There are many more things Jesus did, of course. I’m not trying to make an exhaustive list. When the Christians in Corinth read Paul’s letter reminding them that they knew Christ had been raised, I think some recollections of Jesus’ life like this must have been remembered. And in remembering, they saw in themselves the risen savior, because they did, however imperfectly, what Jesus did.
  • The church points to God. The church calls the world to God and reveals God as one who can be known and admitted into close relationship with every human being. The church proclaims the word of God and worships God. The church honors God in its work for justice and reconciliation. The Word and work of the church calls society to live as God intended.
  • The church suffers and sometimes dies. It is almost incomprehensible that the Christian faith and its works flourish where its persecution is greatest. While we in America don’t suffer for our faith, our brothers and sisters in Christ in Pakistan, Saudi Arabia, Nigeria, China and many other places are being imprisoned or killed today because they proclaim Christ.
  • We share our table with one another.
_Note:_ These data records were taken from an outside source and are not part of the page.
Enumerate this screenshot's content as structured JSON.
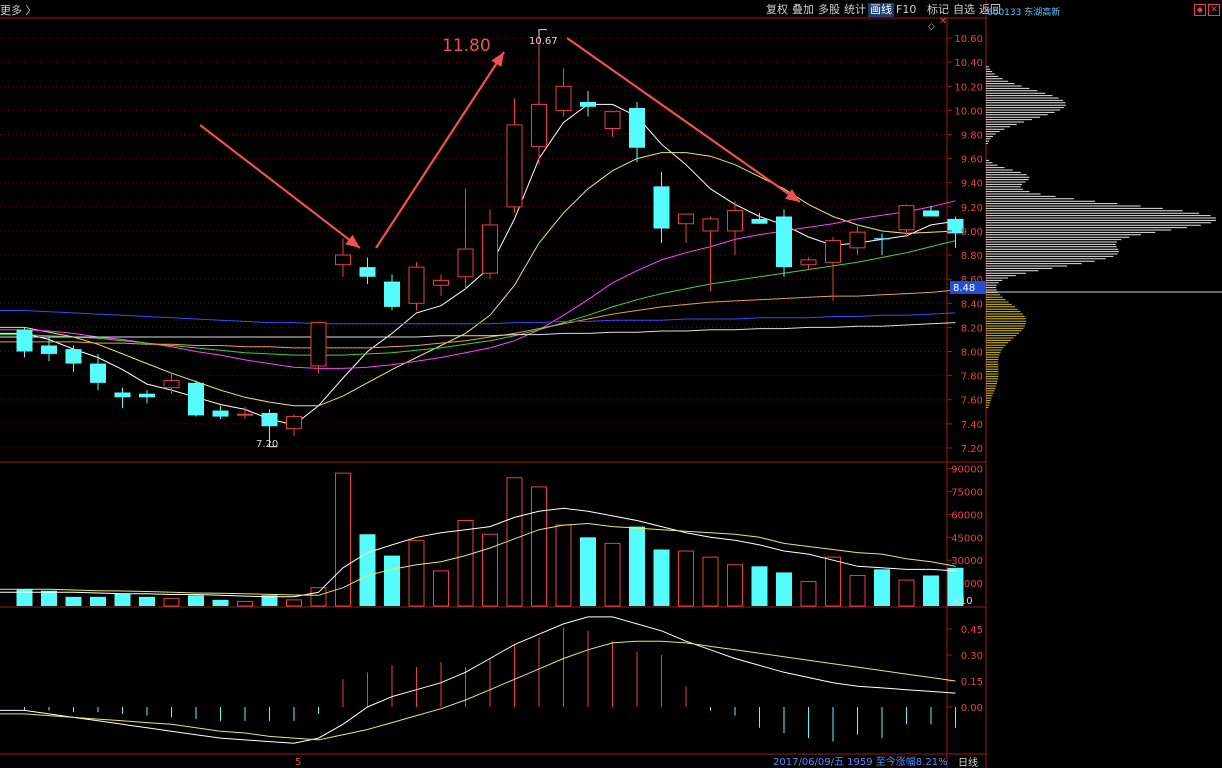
{
  "header": {
    "left_label": "更多 〉",
    "toolbar": [
      "复权",
      "叠加",
      "多股",
      "统计",
      "画线",
      "F10",
      "标记",
      "自选",
      "返回"
    ],
    "active_tool": "画线",
    "stock_code": "600133",
    "stock_name": "东湖高新"
  },
  "annotations": {
    "peak_price_label": "10.67",
    "low_price_label": "7.20",
    "target_label": "11.80",
    "current_price_tag": "8.48",
    "x_marker": "5",
    "status_text": "2017/06/09/五 1959 至今涨幅8.21%",
    "period_label": "日线",
    "volume_unit": "X10"
  },
  "colors": {
    "up": "#e84141",
    "down": "#54fcfc",
    "ma_white": "#ffffff",
    "ma_yellow": "#e8e864",
    "ma_magenta": "#ff40ff",
    "ma_green": "#40d040",
    "ma_orange": "#e8a040",
    "ma_blue": "#3050ff",
    "frame": "#a01818",
    "arrow": "#f05050"
  },
  "chart_data": [
    {
      "type": "candlestick",
      "title": "",
      "y_ticks": [
        "10.60",
        "10.40",
        "10.20",
        "10.00",
        "9.80",
        "9.60",
        "9.40",
        "9.20",
        "9.00",
        "8.80",
        "8.60",
        "8.40",
        "8.20",
        "8.00",
        "7.80",
        "7.60",
        "7.40",
        "7.20"
      ],
      "ylim": [
        7.1,
        10.75
      ],
      "ohlc": [
        [
          8.18,
          8.2,
          7.95,
          8.0
        ],
        [
          8.05,
          8.12,
          7.92,
          7.98
        ],
        [
          8.02,
          8.05,
          7.83,
          7.9
        ],
        [
          7.9,
          7.98,
          7.68,
          7.74
        ],
        [
          7.66,
          7.7,
          7.53,
          7.62
        ],
        [
          7.65,
          7.68,
          7.57,
          7.62
        ],
        [
          7.7,
          7.82,
          7.65,
          7.76
        ],
        [
          7.74,
          7.76,
          7.46,
          7.47
        ],
        [
          7.51,
          7.55,
          7.44,
          7.46
        ],
        [
          7.48,
          7.54,
          7.44,
          7.48
        ],
        [
          7.49,
          7.52,
          7.26,
          7.38
        ],
        [
          7.36,
          7.48,
          7.3,
          7.46
        ],
        [
          7.88,
          8.25,
          7.82,
          8.24
        ],
        [
          8.72,
          8.94,
          8.62,
          8.8
        ],
        [
          8.7,
          8.78,
          8.56,
          8.62
        ],
        [
          8.58,
          8.64,
          8.34,
          8.37
        ],
        [
          8.4,
          8.74,
          8.34,
          8.7
        ],
        [
          8.55,
          8.64,
          8.46,
          8.59
        ],
        [
          8.62,
          9.35,
          8.52,
          8.85
        ],
        [
          8.65,
          9.18,
          8.6,
          9.05
        ],
        [
          9.2,
          10.1,
          9.15,
          9.88
        ],
        [
          9.7,
          10.67,
          9.55,
          10.05
        ],
        [
          10.0,
          10.35,
          9.95,
          10.2
        ],
        [
          10.07,
          10.16,
          9.95,
          10.03
        ],
        [
          9.85,
          9.96,
          9.78,
          9.99
        ],
        [
          10.02,
          10.07,
          9.57,
          9.69
        ],
        [
          9.37,
          9.49,
          8.9,
          9.02
        ],
        [
          9.06,
          9.12,
          8.9,
          9.14
        ],
        [
          9.0,
          9.12,
          8.5,
          9.1
        ],
        [
          9.0,
          9.25,
          8.8,
          9.17
        ],
        [
          9.1,
          9.15,
          9.06,
          9.06
        ],
        [
          9.12,
          9.18,
          8.62,
          8.7
        ],
        [
          8.72,
          8.78,
          8.68,
          8.76
        ],
        [
          8.74,
          8.95,
          8.42,
          8.92
        ],
        [
          8.86,
          9.05,
          8.8,
          8.99
        ],
        [
          8.94,
          8.98,
          8.8,
          8.93
        ],
        [
          9.01,
          9.22,
          8.95,
          9.21
        ],
        [
          9.17,
          9.21,
          9.12,
          9.12
        ],
        [
          9.1,
          9.12,
          8.86,
          8.98
        ]
      ],
      "series": [
        {
          "name": "",
          "color": "#ffffff",
          "values": [
            8.15,
            8.1,
            8.02,
            7.95,
            7.85,
            7.73,
            7.68,
            7.62,
            7.56,
            7.52,
            7.44,
            7.39,
            7.55,
            7.78,
            8.0,
            8.15,
            8.32,
            8.38,
            8.52,
            8.7,
            9.1,
            9.6,
            9.9,
            10.05,
            10.05,
            9.95,
            9.72,
            9.55,
            9.35,
            9.22,
            9.12,
            9.05,
            8.95,
            8.88,
            8.9,
            8.93,
            8.96,
            9.05,
            9.08
          ]
        },
        {
          "name": "",
          "color": "#e8e864",
          "values": [
            8.2,
            8.16,
            8.12,
            8.06,
            7.98,
            7.9,
            7.82,
            7.75,
            7.68,
            7.62,
            7.58,
            7.55,
            7.55,
            7.63,
            7.74,
            7.85,
            7.95,
            8.05,
            8.15,
            8.3,
            8.55,
            8.9,
            9.15,
            9.35,
            9.5,
            9.6,
            9.65,
            9.65,
            9.62,
            9.55,
            9.45,
            9.35,
            9.22,
            9.12,
            9.05,
            9.0,
            8.98,
            8.99,
            9.0
          ]
        },
        {
          "name": "",
          "color": "#ff40ff",
          "values": [
            8.18,
            8.17,
            8.15,
            8.12,
            8.1,
            8.07,
            8.04,
            8.0,
            7.97,
            7.93,
            7.9,
            7.87,
            7.86,
            7.86,
            7.87,
            7.89,
            7.92,
            7.95,
            7.99,
            8.03,
            8.09,
            8.18,
            8.3,
            8.43,
            8.57,
            8.67,
            8.76,
            8.82,
            8.87,
            8.93,
            8.97,
            9.0,
            9.03,
            9.06,
            9.1,
            9.13,
            9.16,
            9.2,
            9.25
          ]
        },
        {
          "name": "",
          "color": "#40d040",
          "values": [
            8.14,
            8.13,
            8.12,
            8.11,
            8.09,
            8.07,
            8.05,
            8.03,
            8.01,
            7.99,
            7.98,
            7.97,
            7.97,
            7.97,
            7.98,
            7.99,
            8.01,
            8.03,
            8.06,
            8.09,
            8.13,
            8.18,
            8.24,
            8.3,
            8.37,
            8.43,
            8.48,
            8.52,
            8.56,
            8.59,
            8.62,
            8.65,
            8.68,
            8.71,
            8.74,
            8.78,
            8.82,
            8.87,
            8.92
          ]
        },
        {
          "name": "",
          "color": "#e8a040",
          "values": [
            8.08,
            8.08,
            8.08,
            8.07,
            8.07,
            8.06,
            8.06,
            8.05,
            8.05,
            8.04,
            8.04,
            8.03,
            8.03,
            8.03,
            8.03,
            8.04,
            8.05,
            8.07,
            8.09,
            8.12,
            8.15,
            8.19,
            8.23,
            8.27,
            8.31,
            8.34,
            8.37,
            8.39,
            8.41,
            8.42,
            8.43,
            8.44,
            8.45,
            8.46,
            8.46,
            8.47,
            8.48,
            8.49,
            8.51
          ]
        },
        {
          "name": "",
          "color": "#3050ff",
          "values": [
            8.34,
            8.33,
            8.32,
            8.31,
            8.3,
            8.29,
            8.28,
            8.27,
            8.26,
            8.25,
            8.24,
            8.24,
            8.23,
            8.23,
            8.23,
            8.23,
            8.23,
            8.23,
            8.23,
            8.23,
            8.24,
            8.24,
            8.25,
            8.25,
            8.26,
            8.26,
            8.26,
            8.27,
            8.27,
            8.27,
            8.28,
            8.28,
            8.28,
            8.29,
            8.29,
            8.3,
            8.3,
            8.31,
            8.32
          ]
        },
        {
          "name": "",
          "color": "#dddddd",
          "values": [
            8.12,
            8.12,
            8.12,
            8.12,
            8.12,
            8.12,
            8.12,
            8.12,
            8.12,
            8.12,
            8.12,
            8.12,
            8.12,
            8.12,
            8.12,
            8.12,
            8.12,
            8.13,
            8.13,
            8.13,
            8.14,
            8.14,
            8.15,
            8.15,
            8.16,
            8.16,
            8.17,
            8.17,
            8.18,
            8.18,
            8.19,
            8.19,
            8.2,
            8.2,
            8.21,
            8.21,
            8.22,
            8.23,
            8.24
          ]
        }
      ]
    },
    {
      "type": "bar",
      "title": "",
      "y_ticks": [
        "90000",
        "75000",
        "60000",
        "45000",
        "30000",
        "15000"
      ],
      "ylim": [
        0,
        93000
      ],
      "values": [
        11000,
        10000,
        6000,
        6000,
        8000,
        6000,
        5000,
        7000,
        4000,
        3000,
        7000,
        4000,
        12000,
        87000,
        47000,
        33000,
        43000,
        23000,
        56000,
        47000,
        84000,
        78000,
        53000,
        45000,
        41000,
        52000,
        37000,
        36000,
        32000,
        27000,
        26000,
        22000,
        16000,
        32000,
        20000,
        24000,
        17000,
        20000,
        25000
      ],
      "ma_series": [
        {
          "name": "",
          "color": "#ffffff",
          "values": [
            9000,
            9000,
            9000,
            8500,
            8000,
            8000,
            7500,
            7500,
            7000,
            6500,
            6000,
            6000,
            9000,
            25000,
            35000,
            40000,
            45000,
            48000,
            50000,
            52000,
            58000,
            62000,
            64000,
            62000,
            59000,
            56000,
            52000,
            48000,
            45000,
            43000,
            40000,
            36000,
            34000,
            30000,
            26000,
            25000,
            24000,
            24000,
            23000
          ]
        },
        {
          "name": "",
          "color": "#e8e864",
          "values": [
            11000,
            11000,
            10500,
            10000,
            9800,
            9500,
            9000,
            8500,
            8300,
            8000,
            7600,
            7200,
            7000,
            12000,
            20000,
            24000,
            27000,
            29000,
            33000,
            38000,
            44000,
            50000,
            53000,
            54000,
            52000,
            51000,
            50000,
            49000,
            48000,
            47000,
            45000,
            41000,
            39000,
            37000,
            35000,
            34000,
            31000,
            29000,
            26000
          ]
        }
      ]
    },
    {
      "type": "bar",
      "title": "",
      "y_ticks": [
        "0.45",
        "0.30",
        "0.15",
        "0.00"
      ],
      "ylim": [
        -0.26,
        0.56
      ],
      "values": [
        -0.02,
        -0.02,
        -0.03,
        -0.03,
        -0.04,
        -0.05,
        -0.06,
        -0.07,
        -0.08,
        -0.08,
        -0.08,
        -0.08,
        -0.04,
        0.16,
        0.2,
        0.24,
        0.23,
        0.26,
        0.23,
        0.28,
        0.36,
        0.4,
        0.46,
        0.44,
        0.38,
        0.32,
        0.3,
        0.12,
        -0.02,
        -0.05,
        -0.12,
        -0.15,
        -0.18,
        -0.2,
        -0.16,
        -0.18,
        -0.1,
        -0.1,
        -0.12
      ],
      "ma_series": [
        {
          "name": "",
          "color": "#ffffff",
          "values": [
            -0.02,
            -0.04,
            -0.06,
            -0.08,
            -0.1,
            -0.12,
            -0.14,
            -0.16,
            -0.18,
            -0.19,
            -0.2,
            -0.21,
            -0.18,
            -0.1,
            0.0,
            0.06,
            0.1,
            0.14,
            0.2,
            0.28,
            0.36,
            0.42,
            0.48,
            0.52,
            0.52,
            0.48,
            0.44,
            0.38,
            0.33,
            0.28,
            0.24,
            0.2,
            0.17,
            0.14,
            0.12,
            0.11,
            0.1,
            0.09,
            0.08
          ]
        },
        {
          "name": "",
          "color": "#e8e864",
          "values": [
            -0.04,
            -0.05,
            -0.06,
            -0.07,
            -0.08,
            -0.09,
            -0.1,
            -0.12,
            -0.14,
            -0.15,
            -0.17,
            -0.18,
            -0.19,
            -0.16,
            -0.13,
            -0.09,
            -0.05,
            -0.01,
            0.04,
            0.1,
            0.16,
            0.22,
            0.28,
            0.33,
            0.37,
            0.38,
            0.38,
            0.37,
            0.35,
            0.33,
            0.31,
            0.29,
            0.27,
            0.25,
            0.23,
            0.21,
            0.19,
            0.17,
            0.15
          ]
        }
      ]
    }
  ]
}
More than that, we share our food with the hungry. The works of Christian relief agencies have staved off starvation in Bangladesh, Africa and South America. In any American city today, Catholic and Protestant missions are all that stand between many poor people and terrible hunger.
  • The church brings in the poor and offers comfort to the sinners of the world. We are all sinners, yes, but there are many people who have become so entrapped in sin and falleness that the secular world would just drop them from sight. But inside prisons and drug-rehab centers, in the lives of the chronically homeless, we find the church.
  • The church heals the sick. It was not an atheist association that built Baptist Hospital or St. Thomas hospital. Around the world, medical relief missions work to inoculate children, conquer disease and improve preventive medicine practices in third world countries. Mother Theresa’s order of Sisters of Mercy was the last hope for countless thousands of the lowest caste of Indians suffering in the gravest crises. It is no coincidence that Mother Theresa was a disciple of Jesus Christ and not of some pagan deity or secular humanism.
  • The church prays. We remain in continual confession and inquiry before God. In the sum of our prayers we bare the world’s soul. We overcome life’s tragedy because we know that there is nothing that can separate us from the love of God in Christ Jesus, and that no thing that exists or can be imagined can block us from approaching God with confidence in his mercy.
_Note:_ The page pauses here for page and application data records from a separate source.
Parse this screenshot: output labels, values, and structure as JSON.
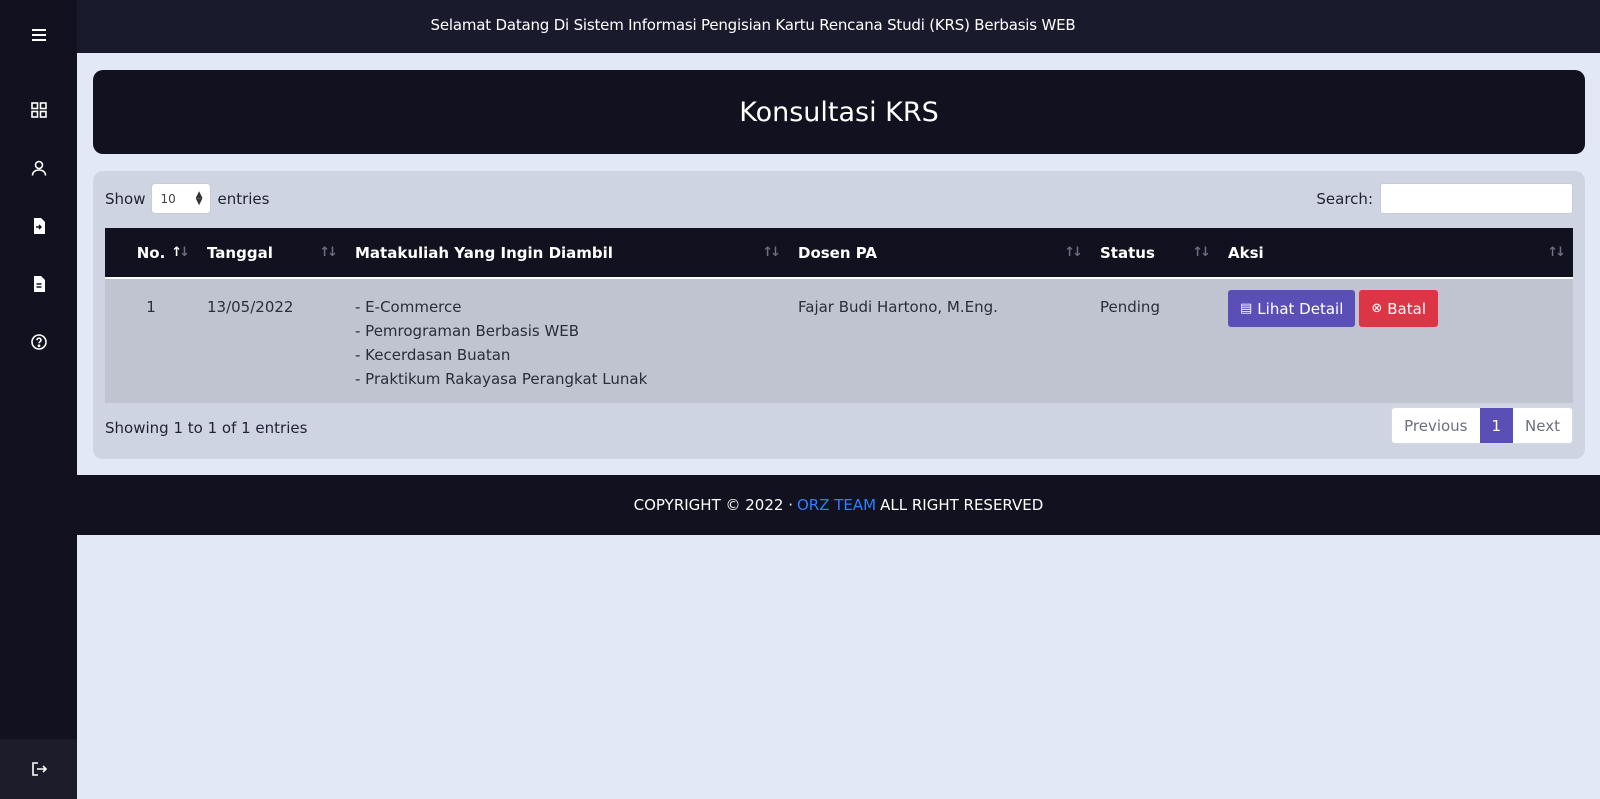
{
  "topbar": {
    "title": "Selamat Datang Di Sistem Informasi Pengisian Kartu Rencana Studi (KRS) Berbasis WEB"
  },
  "sidebar": {
    "items": [
      {
        "icon": "menu-icon"
      },
      {
        "icon": "dashboard-icon"
      },
      {
        "icon": "user-icon"
      },
      {
        "icon": "file-import-icon"
      },
      {
        "icon": "document-icon"
      },
      {
        "icon": "help-icon"
      }
    ],
    "logout_icon": "logout-icon"
  },
  "page": {
    "title": "Konsultasi KRS"
  },
  "table_controls": {
    "show_label": "Show",
    "entries_value": "10",
    "entries_label": "entries",
    "search_label": "Search:",
    "search_value": ""
  },
  "table": {
    "columns": [
      "No.",
      "Tanggal",
      "Matakuliah Yang Ingin Diambil",
      "Dosen PA",
      "Status",
      "Aksi"
    ],
    "rows": [
      {
        "no": "1",
        "tanggal": "13/05/2022",
        "matakuliah": [
          "- E-Commerce",
          "- Pemrograman Berbasis WEB",
          "- Kecerdasan Buatan",
          "- Praktikum Rakayasa Perangkat Lunak"
        ],
        "dosen": "Fajar Budi Hartono, M.Eng.",
        "status": "Pending",
        "detail_label": "Lihat Detail",
        "batal_label": "Batal"
      }
    ]
  },
  "pagination": {
    "info": "Showing 1 to 1 of 1 entries",
    "previous": "Previous",
    "current": "1",
    "next": "Next"
  },
  "footer": {
    "prefix": "COPYRIGHT © 2022 ·",
    "team": "ORZ TEAM",
    "suffix": "ALL RIGHT RESERVED"
  },
  "colors": {
    "sidebar": "#11111f",
    "accent": "#5a4fb6",
    "danger": "#dc3545",
    "link": "#2f7fff",
    "background": "#e3e8f6"
  }
}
There is one thing left. Jesus loved. Jesus was the supreme lover of all time. It is in this love we find Christ’s greatest presence. Without this love we are lost and empty; with it we are a holy people, fit for God’s works. Our love does not evoke the sappy sentimentality of simple romanticism or the giggly goofiness of erotic titillation.

Our love is patient and kind. It is not envious or boastful or proud, it is not rude or self-serving or easily angered. Our love keeps no record of wrongs. Our love protects, always trusts, always hopes, always perseveres.

Our love never fails. In our faith we have hope, but our love is greater than faith or hope. Our love reaches out instead of turning in. It builds up rather than knocks down. It values and cherishes rather than degrades or derides.

The Corinthians knew, and we know too, that this love does not—could not— come from ourselves. It is far greater and deeper than anything we could bring forth. We know we did not have this love or live this life until we encountered the Gospel and took the chance that maybe the most fantastic of all tales could really be true: that the tomb really was empty and that Jesus really does live. 

The Corinthian Christians are long dead, the apostles have turned to dust. But generation after generation of Christian people have suffered, healed, prayed and proclaimed, all on a single declaration, that Christ is raised.

What happened to Christ’s body? Well, look around you, look around. Here it is, all of us together.